Alongside a group of 200+ volunteers, TV crew members and City of Hamilton staff, six local kids helped to design a new playground for their park. The children envisioned a hammertown theme and thus created a play structure representative of the theme. In addition to the new play structure, revitalization of the park included new trees, an enhanced shrub bed area, a freshly painted basketball court, new muskoka chairs around the pool and an art mural on the storage building. 

Powell Park is utilized by children, adults and families from the Gibson & Landsdale neighbourhoods. This project provided an opportunity to implement a much needed improvement to this inner city park. Graffiti and litter was removed; shrub beds planted and mulched and new trees and amenities were all incorporated as part of the Extreme Park Makeover.

The engagement of children, youth and community members has had a significant impact in our parks. The addition of amenities, trees, and beautification projects along with the reduction of vandalism, litter and graffiti have helped to create great parks…and great parks make great neighbourhoods. Thank you to all the volunteers, partners and sponsors who helped make the Extreme Park Makeover Program a huge success.
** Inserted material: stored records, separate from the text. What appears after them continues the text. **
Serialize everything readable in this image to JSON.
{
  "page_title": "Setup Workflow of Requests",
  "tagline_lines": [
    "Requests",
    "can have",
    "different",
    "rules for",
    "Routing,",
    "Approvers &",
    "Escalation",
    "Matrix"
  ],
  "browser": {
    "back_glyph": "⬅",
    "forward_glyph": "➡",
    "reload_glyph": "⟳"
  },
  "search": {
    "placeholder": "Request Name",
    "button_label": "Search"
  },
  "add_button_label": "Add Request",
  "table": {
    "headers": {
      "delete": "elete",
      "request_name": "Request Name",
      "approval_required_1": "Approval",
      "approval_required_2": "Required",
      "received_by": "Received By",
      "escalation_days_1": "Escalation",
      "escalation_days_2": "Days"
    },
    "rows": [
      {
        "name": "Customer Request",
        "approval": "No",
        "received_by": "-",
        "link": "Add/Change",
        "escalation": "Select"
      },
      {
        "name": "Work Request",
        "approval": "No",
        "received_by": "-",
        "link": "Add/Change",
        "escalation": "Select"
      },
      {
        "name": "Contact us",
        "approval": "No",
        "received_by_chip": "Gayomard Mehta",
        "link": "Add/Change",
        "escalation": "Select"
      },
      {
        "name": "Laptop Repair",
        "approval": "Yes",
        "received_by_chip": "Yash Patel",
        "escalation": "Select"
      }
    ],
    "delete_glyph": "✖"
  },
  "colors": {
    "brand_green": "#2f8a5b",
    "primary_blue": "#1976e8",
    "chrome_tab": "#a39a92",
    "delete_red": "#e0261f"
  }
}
The results are amazing!

Extreme Park Makeover Results Belview Pinky Lewis Powell
Number of Volunteers 545 762 369
Number of Volunteer Hours 5815 6678 4797
Number of Garbage Bags Collected 43 23 25
Number of Recycling Bags Collected 26 12 16
Number of Yard Waste Bags Collected 21 16 25
Number of Graffiti Tags/Sites Removed 102 42 40
Number of Trees/Shrubs Installed  69 157 189
Yards of Woodchips Used 47 76 12


Great Parks Report - Adopt a Park
Adopt a Park - Wever Harvest Celebration
Great Parks Report - Great Neighbourhoods

The concept of a group of individuals coming together to become the caretakers of their park is what defines an Adopt-a-Park group. Adopt-a-Park groups consist of volunteers from businesses, service groups, schools and neighbourhood associations. These groups help to maintain their park by undertaking litter clean-ups, planting and weeding gardens, and reporting vandalism and graffiti. Some groups hold community barbecues and events in their parks to encourage community engagement. Working with City staff, these volunteers help to improve park amenities and create clean and safe parks.


TB McQuesten – Earth Day Planting

As part of the Earth Day celebrations, the City of Hamilton partnered with Earth Day Hamilton for their 7th annual Earth Day walk/run/clean-up and tree planting. After the walk/run, volunteers began the ‘greening’ of the park and neighbourhood by planting 450 trees and performing a clean-up along the trail. The Tim Horton’s Earth Day event was a huge success.

Cathedral Dog Park

Opening In August, the City of Hamilton officially opened it’s newest Dog Park at Cathedral Park. The event featured vendors, an official ribbon cutting, a specially created cake and treats for dogs and their owners.

Wever Harvest Celebration

The Wever Harvest Celebration at the Norman Pinky Lewis Parkette and Cathy Wever School recognized the added bounty received as a result of the 2014 GRO1000 Gardens and Green Spaces Grant from The Scotts Miracle-Gro Company. The national gardening grant provided the funds to build an outdoor classroom, teaching garden and garden/nature areas featuring raised beds, container and butterfly gardens and reading/music space, benefiting both the students of Cathy Wever School and the surrounding community.

The Wever Harvest Celebration ceremony held on Thursday, September 11 included the presentation of a National Gardening Award alongside recognition of school grounds’ transformation. Two students were awarded for their contribution to the community’s greening transformation. Adding to the festivities were harvest soup samplings and a special farmer’s market where the community members were given free, locally-grown vegetables.